Task requirements:
Take every line containing "screenshot" out of the records.
......
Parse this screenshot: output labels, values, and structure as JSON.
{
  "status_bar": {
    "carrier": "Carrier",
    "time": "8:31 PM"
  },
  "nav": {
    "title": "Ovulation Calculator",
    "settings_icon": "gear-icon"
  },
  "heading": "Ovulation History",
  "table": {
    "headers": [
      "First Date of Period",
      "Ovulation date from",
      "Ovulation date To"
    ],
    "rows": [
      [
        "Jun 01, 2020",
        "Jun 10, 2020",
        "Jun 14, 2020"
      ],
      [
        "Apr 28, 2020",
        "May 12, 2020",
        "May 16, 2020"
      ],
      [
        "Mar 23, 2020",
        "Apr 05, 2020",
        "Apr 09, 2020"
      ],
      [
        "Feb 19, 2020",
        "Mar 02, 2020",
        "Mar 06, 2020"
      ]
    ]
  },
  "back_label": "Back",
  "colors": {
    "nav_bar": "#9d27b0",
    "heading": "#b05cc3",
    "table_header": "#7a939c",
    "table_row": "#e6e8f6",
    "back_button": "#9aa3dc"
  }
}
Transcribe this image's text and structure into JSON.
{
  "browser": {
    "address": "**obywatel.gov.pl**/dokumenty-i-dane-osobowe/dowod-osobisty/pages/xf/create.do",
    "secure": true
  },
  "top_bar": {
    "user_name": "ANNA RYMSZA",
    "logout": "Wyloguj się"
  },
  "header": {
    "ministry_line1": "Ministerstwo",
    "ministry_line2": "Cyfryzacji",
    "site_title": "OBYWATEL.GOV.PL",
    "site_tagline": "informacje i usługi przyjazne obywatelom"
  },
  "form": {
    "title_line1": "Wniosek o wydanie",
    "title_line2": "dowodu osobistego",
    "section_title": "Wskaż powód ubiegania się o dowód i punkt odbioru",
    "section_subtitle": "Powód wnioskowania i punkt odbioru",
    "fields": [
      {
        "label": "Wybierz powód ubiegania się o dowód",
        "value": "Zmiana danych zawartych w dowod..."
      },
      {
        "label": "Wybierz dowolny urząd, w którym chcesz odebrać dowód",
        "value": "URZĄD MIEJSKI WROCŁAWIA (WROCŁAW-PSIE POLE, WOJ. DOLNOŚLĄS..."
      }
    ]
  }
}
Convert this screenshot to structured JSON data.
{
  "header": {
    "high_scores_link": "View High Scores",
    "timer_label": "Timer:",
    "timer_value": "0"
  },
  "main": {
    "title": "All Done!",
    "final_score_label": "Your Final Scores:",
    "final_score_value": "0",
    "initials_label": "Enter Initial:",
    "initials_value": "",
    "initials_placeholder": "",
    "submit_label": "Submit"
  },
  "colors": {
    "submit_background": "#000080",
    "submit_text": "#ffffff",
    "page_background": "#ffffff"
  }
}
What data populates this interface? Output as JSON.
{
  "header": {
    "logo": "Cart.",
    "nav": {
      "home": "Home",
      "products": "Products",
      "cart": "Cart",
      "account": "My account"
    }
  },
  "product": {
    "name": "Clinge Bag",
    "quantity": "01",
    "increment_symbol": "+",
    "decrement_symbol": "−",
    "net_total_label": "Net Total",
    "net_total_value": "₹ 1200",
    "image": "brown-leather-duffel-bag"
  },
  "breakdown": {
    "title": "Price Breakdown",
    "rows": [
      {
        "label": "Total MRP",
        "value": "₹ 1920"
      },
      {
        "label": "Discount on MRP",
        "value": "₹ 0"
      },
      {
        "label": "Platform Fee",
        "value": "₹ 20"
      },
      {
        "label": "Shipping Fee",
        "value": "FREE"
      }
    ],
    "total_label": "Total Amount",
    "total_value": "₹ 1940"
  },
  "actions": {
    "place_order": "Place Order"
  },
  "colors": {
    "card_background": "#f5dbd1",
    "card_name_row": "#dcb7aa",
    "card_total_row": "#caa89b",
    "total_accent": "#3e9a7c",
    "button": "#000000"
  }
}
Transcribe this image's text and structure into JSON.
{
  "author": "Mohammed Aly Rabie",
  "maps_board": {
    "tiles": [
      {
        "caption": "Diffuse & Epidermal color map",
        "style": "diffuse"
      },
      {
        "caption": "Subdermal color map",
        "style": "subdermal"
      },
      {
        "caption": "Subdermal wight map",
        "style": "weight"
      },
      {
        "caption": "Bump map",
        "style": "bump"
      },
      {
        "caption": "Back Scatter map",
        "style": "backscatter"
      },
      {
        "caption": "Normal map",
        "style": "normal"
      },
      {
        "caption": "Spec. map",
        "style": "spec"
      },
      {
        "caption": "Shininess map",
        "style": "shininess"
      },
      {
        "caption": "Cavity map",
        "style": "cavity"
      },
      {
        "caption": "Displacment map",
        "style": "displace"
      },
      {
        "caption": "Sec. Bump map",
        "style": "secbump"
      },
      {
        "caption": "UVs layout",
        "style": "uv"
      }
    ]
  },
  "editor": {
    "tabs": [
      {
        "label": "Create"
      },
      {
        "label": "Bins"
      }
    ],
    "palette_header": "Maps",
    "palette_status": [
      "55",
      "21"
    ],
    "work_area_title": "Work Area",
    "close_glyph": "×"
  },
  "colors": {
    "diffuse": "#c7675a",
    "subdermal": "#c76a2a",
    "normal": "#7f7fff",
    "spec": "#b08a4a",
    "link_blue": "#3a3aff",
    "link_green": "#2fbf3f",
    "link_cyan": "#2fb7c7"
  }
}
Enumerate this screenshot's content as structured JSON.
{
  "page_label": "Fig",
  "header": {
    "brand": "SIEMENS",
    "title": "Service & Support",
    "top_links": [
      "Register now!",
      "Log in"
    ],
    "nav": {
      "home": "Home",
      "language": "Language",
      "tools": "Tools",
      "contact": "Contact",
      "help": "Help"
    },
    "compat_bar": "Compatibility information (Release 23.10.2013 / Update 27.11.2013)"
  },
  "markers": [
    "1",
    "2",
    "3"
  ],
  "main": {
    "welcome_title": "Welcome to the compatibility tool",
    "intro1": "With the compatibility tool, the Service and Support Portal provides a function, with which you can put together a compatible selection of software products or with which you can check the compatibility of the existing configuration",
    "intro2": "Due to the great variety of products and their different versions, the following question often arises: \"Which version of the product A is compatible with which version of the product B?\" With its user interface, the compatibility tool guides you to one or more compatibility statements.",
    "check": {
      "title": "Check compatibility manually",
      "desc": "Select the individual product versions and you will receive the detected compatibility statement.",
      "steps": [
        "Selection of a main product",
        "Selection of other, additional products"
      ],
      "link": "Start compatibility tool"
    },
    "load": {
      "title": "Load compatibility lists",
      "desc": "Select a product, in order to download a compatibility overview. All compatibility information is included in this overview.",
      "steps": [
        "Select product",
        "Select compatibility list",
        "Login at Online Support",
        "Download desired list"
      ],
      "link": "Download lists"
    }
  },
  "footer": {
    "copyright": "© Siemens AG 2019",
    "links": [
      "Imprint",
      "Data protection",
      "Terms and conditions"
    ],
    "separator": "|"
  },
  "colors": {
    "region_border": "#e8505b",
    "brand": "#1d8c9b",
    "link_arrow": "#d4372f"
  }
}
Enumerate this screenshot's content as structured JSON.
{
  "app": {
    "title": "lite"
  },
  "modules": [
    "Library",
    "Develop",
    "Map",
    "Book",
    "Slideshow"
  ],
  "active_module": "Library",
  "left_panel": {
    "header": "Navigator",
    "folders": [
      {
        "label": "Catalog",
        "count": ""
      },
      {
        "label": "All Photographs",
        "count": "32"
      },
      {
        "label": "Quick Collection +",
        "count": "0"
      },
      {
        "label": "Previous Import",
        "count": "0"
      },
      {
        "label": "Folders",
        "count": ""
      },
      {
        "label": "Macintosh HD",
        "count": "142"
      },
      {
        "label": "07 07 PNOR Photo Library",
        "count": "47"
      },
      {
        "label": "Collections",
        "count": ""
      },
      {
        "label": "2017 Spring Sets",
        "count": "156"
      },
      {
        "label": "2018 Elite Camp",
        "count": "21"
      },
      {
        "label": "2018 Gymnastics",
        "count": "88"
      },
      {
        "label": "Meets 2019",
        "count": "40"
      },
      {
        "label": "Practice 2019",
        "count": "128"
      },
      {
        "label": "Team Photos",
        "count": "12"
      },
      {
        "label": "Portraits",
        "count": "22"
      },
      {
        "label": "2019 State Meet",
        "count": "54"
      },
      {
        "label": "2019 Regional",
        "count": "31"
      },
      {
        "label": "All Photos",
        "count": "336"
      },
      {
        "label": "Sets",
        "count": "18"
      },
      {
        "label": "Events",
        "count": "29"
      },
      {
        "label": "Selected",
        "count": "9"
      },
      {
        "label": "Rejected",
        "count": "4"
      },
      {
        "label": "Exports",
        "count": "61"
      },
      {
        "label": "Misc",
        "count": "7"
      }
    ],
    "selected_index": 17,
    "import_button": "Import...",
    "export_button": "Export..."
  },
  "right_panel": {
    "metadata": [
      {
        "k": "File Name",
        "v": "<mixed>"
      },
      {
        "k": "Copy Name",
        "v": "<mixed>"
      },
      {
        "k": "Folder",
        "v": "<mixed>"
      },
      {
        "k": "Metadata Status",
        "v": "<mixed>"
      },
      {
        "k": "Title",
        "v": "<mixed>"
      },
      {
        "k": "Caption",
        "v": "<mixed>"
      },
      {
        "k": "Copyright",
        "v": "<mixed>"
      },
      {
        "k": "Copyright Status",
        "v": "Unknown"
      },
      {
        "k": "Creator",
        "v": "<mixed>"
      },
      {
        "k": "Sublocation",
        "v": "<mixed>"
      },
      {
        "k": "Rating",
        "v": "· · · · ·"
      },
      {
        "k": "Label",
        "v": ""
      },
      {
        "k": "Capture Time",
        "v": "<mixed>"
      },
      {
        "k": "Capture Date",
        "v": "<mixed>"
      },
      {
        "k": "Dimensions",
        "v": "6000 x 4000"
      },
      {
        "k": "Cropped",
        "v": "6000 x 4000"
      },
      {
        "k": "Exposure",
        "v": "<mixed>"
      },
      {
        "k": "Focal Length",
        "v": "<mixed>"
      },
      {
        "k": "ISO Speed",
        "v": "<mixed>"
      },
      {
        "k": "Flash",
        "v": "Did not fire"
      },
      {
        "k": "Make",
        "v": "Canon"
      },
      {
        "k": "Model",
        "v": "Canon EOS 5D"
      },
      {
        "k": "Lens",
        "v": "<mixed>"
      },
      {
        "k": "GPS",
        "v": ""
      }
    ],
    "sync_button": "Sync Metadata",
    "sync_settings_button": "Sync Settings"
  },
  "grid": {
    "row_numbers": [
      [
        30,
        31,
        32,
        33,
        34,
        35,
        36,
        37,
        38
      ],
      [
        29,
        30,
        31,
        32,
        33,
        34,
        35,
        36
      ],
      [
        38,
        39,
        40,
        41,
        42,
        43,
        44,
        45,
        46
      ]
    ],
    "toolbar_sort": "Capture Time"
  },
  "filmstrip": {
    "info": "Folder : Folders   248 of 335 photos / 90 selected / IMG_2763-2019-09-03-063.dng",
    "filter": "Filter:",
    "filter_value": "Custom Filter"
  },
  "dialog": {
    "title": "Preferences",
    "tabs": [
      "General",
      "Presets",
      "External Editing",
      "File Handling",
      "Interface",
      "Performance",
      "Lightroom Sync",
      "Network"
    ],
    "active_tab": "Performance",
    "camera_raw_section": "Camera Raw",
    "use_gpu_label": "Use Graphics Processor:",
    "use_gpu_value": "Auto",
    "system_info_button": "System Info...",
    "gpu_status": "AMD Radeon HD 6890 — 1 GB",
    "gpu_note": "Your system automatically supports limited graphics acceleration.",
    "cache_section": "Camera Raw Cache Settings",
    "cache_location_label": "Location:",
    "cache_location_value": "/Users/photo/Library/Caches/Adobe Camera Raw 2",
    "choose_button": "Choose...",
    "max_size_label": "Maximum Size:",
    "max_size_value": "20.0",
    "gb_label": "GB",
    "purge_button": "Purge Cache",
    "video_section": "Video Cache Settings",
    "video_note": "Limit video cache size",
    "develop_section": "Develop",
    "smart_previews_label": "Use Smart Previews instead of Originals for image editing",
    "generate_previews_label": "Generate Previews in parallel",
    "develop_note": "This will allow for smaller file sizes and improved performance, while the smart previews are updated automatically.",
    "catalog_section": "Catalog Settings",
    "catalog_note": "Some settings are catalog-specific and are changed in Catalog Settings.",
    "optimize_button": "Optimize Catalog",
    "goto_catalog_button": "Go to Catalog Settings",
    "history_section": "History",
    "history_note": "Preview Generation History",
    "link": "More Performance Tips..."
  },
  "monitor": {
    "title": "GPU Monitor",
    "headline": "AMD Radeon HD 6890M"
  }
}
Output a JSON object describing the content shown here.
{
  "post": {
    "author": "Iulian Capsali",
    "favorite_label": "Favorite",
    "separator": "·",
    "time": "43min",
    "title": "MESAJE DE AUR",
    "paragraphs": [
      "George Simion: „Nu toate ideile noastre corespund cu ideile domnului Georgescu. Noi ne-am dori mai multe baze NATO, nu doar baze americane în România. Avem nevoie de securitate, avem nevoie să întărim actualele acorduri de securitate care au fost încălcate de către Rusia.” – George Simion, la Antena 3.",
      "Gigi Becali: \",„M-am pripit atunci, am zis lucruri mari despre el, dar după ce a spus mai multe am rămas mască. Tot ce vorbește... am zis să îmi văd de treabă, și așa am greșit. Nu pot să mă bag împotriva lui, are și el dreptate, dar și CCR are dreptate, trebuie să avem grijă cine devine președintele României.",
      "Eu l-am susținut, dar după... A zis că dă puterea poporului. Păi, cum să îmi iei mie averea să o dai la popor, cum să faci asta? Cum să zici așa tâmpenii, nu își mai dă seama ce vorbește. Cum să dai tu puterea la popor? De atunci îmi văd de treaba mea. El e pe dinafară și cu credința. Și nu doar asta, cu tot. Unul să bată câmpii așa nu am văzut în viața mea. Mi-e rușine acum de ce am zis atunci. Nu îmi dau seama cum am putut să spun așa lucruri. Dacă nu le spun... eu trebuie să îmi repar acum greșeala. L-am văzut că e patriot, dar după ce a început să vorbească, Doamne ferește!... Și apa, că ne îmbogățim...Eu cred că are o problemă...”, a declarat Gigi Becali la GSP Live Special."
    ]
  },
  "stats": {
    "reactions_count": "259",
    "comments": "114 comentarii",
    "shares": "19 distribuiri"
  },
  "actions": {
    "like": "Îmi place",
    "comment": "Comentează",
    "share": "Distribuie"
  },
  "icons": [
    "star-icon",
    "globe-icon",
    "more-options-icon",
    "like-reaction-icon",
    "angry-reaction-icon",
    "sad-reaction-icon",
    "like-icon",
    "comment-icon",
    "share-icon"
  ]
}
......
Answer area:
Parse this screenshot: output labels, values, and structure as JSON.
Convert this screenshot to structured JSON data.
Enumerate this screenshot's content as structured JSON.
Enumerate this screenshot's content as structured JSON.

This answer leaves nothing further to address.